Album Review: Ormonde- Cartographer/Explorer
Ormonde’s second full-length album, Cartographer/Explorer, came around at just the right time of year. You see, despite the fact that the calendar claims winter doesn’t start until the end of December—winter is actually here right now. It gets dark around 5:00p, there’s snow on the ground, my breath hangs in the air, and everyone is miserable.
On Cartographer/Explorer, the duo—comprised of singer/songwriter Robert Gomez and former Trespassers William frontwoman Anna Lynne Williams—take some of the brooding mystery found in moments on their debut, Machine and expands on it greatly—something that is apparent from the album’s first two tracks: “Beach” reveals itself slowly and deliberately, unfolding over the sound of cavernous guitar reverb; and “A Grand Design” creeps along somberly to the trudge of an effected drum machine, with both Gomez and Williams contributing vocals that evoke ghostly imagery.
The album itself is the sound of the band growing, and overall, it has a much more overall cohesive feeling in comparison to their 2012 debut. Gomez and Williams have an interesting pattern when working on these Ormonde records: they record them in Texas in a short period of time, and then they gestate for roughly a year before the band releases them. Machine was apparently written and recorded when the two weren’t even that well acquainted yet, which may explain the slight lack of focus.
Cartographer/Explorer does a pretty astounding job of creating a claustrophobic (“Collapse”), foggy (the titular track), and at times dreamy (“Fast Forward”) atmosphere—and it does so in such away that it’s not an oppressive listen. In fact, it’s a very subtle, restrained record. Williams’ most recent solo effort released under her Lotte Kestner moniker, last year’s The Bluebird of Happiness was a somber affair—perfect for a cold, lonely night if you live in a small apartment by yourself.

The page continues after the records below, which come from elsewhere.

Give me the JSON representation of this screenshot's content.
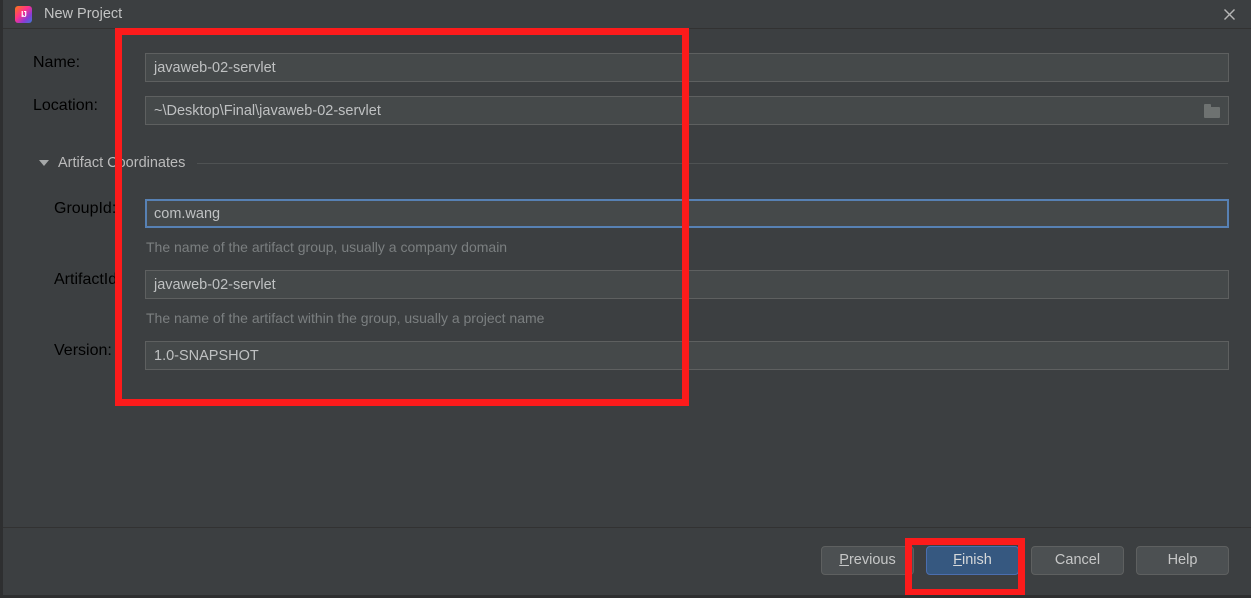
{
  "window": {
    "title": "New Project",
    "app_icon": "intellij-idea-icon",
    "close_icon": "close-icon",
    "background_color": "#3c3f41"
  },
  "form": {
    "name_row": {
      "label": "Name:",
      "value": "javaweb-02-servlet"
    },
    "location_row": {
      "label": "Location:",
      "value": "~\\Desktop\\Final\\javaweb-02-servlet",
      "browse_icon": "folder-icon"
    },
    "section": {
      "label": "Artifact Coordinates",
      "expander_icon": "triangle-down-icon"
    },
    "groupid_row": {
      "label": "GroupId:",
      "value": "com.wang",
      "hint": "The name of the artifact group, usually a company domain",
      "focused": true
    },
    "artifactid_row": {
      "label": "ArtifactId:",
      "value": "javaweb-02-servlet",
      "hint": "The name of the artifact within the group, usually a project name"
    },
    "version_row": {
      "label": "Version:",
      "value": "1.0-SNAPSHOT"
    }
  },
  "buttons": {
    "previous": {
      "prefix": "P",
      "rest": "revious"
    },
    "finish": {
      "prefix": "F",
      "rest": "inish"
    },
    "cancel": {
      "label": "Cancel"
    },
    "help": {
      "label": "Help"
    }
  },
  "annotations": {
    "fields_highlight": "red-rectangle-fields",
    "finish_highlight": "red-rectangle-finish",
    "color": "#fc1b1b"
  }
}
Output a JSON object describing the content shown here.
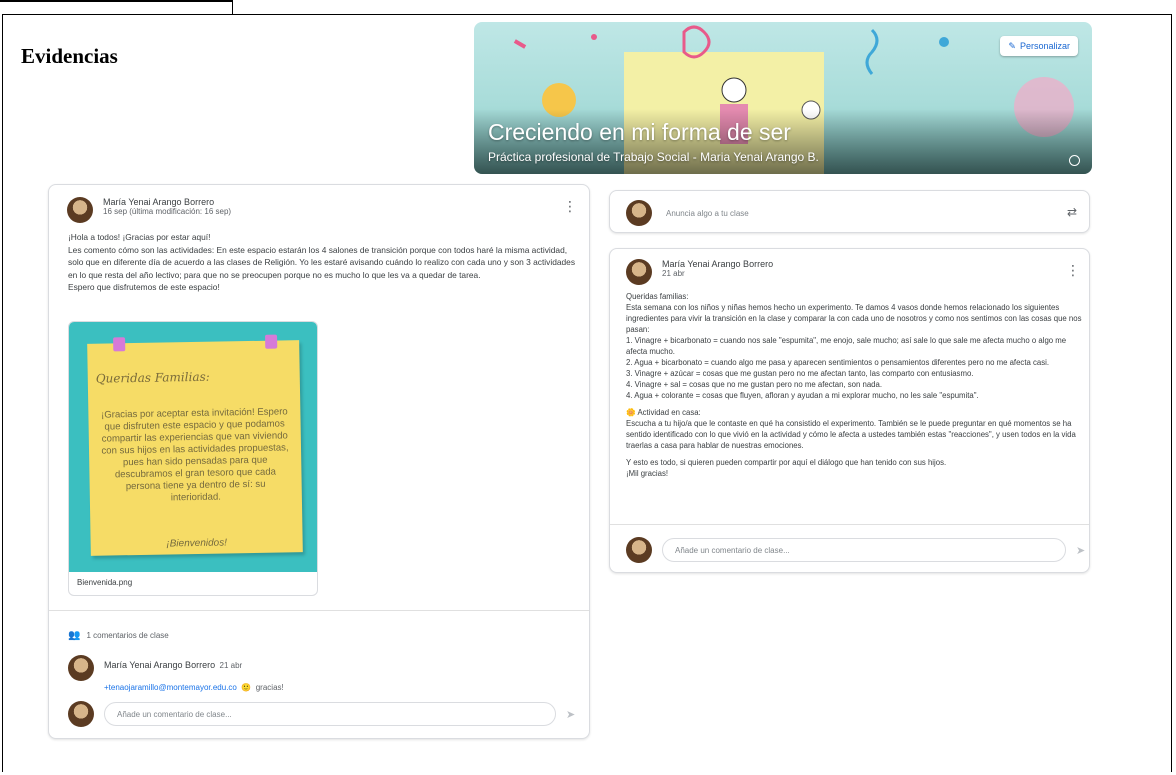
{
  "document": {
    "section_title": "Evidencias"
  },
  "banner": {
    "title": "Creciendo en mi forma de ser",
    "subtitle": "Práctica profesional de Trabajo Social - Maria Yenai Arango B.",
    "customize_label": "Personalizar",
    "accent_colors": [
      "#a8dcd9",
      "#f48fb1",
      "#fdd835",
      "#74b8b4"
    ]
  },
  "left_post": {
    "author": "María Yenai Arango Borrero",
    "date": "16 sep (última modificación: 16 sep)",
    "paragraphs": [
      "¡Hola a todos! ¡Gracias por estar aquí!",
      "Les comento cómo son las actividades: En este espacio estarán los 4 salones de transición porque con todos haré la misma actividad, solo que en diferente día de acuerdo a las clases de Religión. Yo les estaré avisando cuándo lo realizo con cada uno y son 3 actividades en lo que resta del año lectivo; para que no se preocupen porque no es mucho lo que les va a quedar de tarea.",
      "Espero que disfrutemos de este espacio!"
    ],
    "attachment": {
      "heading": "Queridas Familias:",
      "text": "¡Gracias por aceptar esta invitación! Espero que disfruten este espacio y que podamos compartir las experiencias que van viviendo con sus hijos en las actividades propuestas, pues han sido pensadas para que descubramos el gran tesoro que cada persona tiene ya dentro de sí: su interioridad.",
      "welcome": "¡Bienvenidos!",
      "filename": "Bienvenida.png",
      "note_color": "#f6dc66",
      "bg_color": "#3bbfc0"
    },
    "comments_label": "1 comentarios de clase",
    "comment": {
      "author": "María Yenai Arango Borrero",
      "date": "21 abr",
      "link": "+tenaojaramillo@montemayor.edu.co",
      "emoji": "🙂",
      "text": "gracias!"
    },
    "add_comment_placeholder": "Añade un comentario de clase..."
  },
  "announce": {
    "placeholder": "Anuncia algo a tu clase"
  },
  "right_post": {
    "author": "María Yenai Arango Borrero",
    "date": "21 abr",
    "paragraphs": [
      "Queridas familias:",
      "Esta semana con los niños y niñas hemos hecho un experimento. Te damos 4 vasos donde hemos relacionado los siguientes ingredientes para vivir la transición en la clase y comparar la con cada uno de nosotros y como nos sentimos con las cosas que nos pasan:",
      "1. Vinagre + bicarbonato = cuando nos sale \"espumita\", me enojo, sale mucho; así sale lo que sale me afecta mucho o algo me afecta mucho.",
      "2. Agua + bicarbonato = cuando algo me pasa y aparecen sentimientos o pensamientos diferentes pero no me afecta casi.",
      "3. Vinagre + azúcar = cosas que me gustan pero no me afectan tanto, las comparto con entusiasmo.",
      "4. Vinagre + sal = cosas que no me gustan pero no me afectan, son nada.",
      "4. Agua + colorante = cosas que fluyen, afloran y ayudan a mi explorar mucho, no les sale \"espumita\".",
      "🌼 Actividad en casa:",
      "Escucha a tu hijo/a que le contaste en qué ha consistido el experimento. También se le puede preguntar en qué momentos se ha sentido identificado con lo que vivió en la actividad y cómo le afecta a ustedes también estas \"reacciones\", y usen todos en la vida traerlas a casa para hablar de nuestras emociones.",
      "Y esto es todo, si quieren pueden compartir por aquí el diálogo que han tenido con sus hijos.",
      "¡Mil gracias!"
    ],
    "add_comment_placeholder": "Añade un comentario de clase..."
  }
}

In slight contrast, what she’s done here with Gomez is craft a record that takes you out of that apartment into the cold dark night. On Bluebird, there was maybe a sense of hopefulness however. Here on Cartographer/Explorer, you aren’t hopeless by any means, but it’s a set of ten songs that are all tension with little, if any release. And it’s a feeling that you come to terms with rather early on in the record, riding it until the very minimal strains of the closing track, “Bled Out.”
Cartographer/Explorer is out now on CD via Gizeh Records. The vinyl edition will be out later in November. Order either from the band themselves.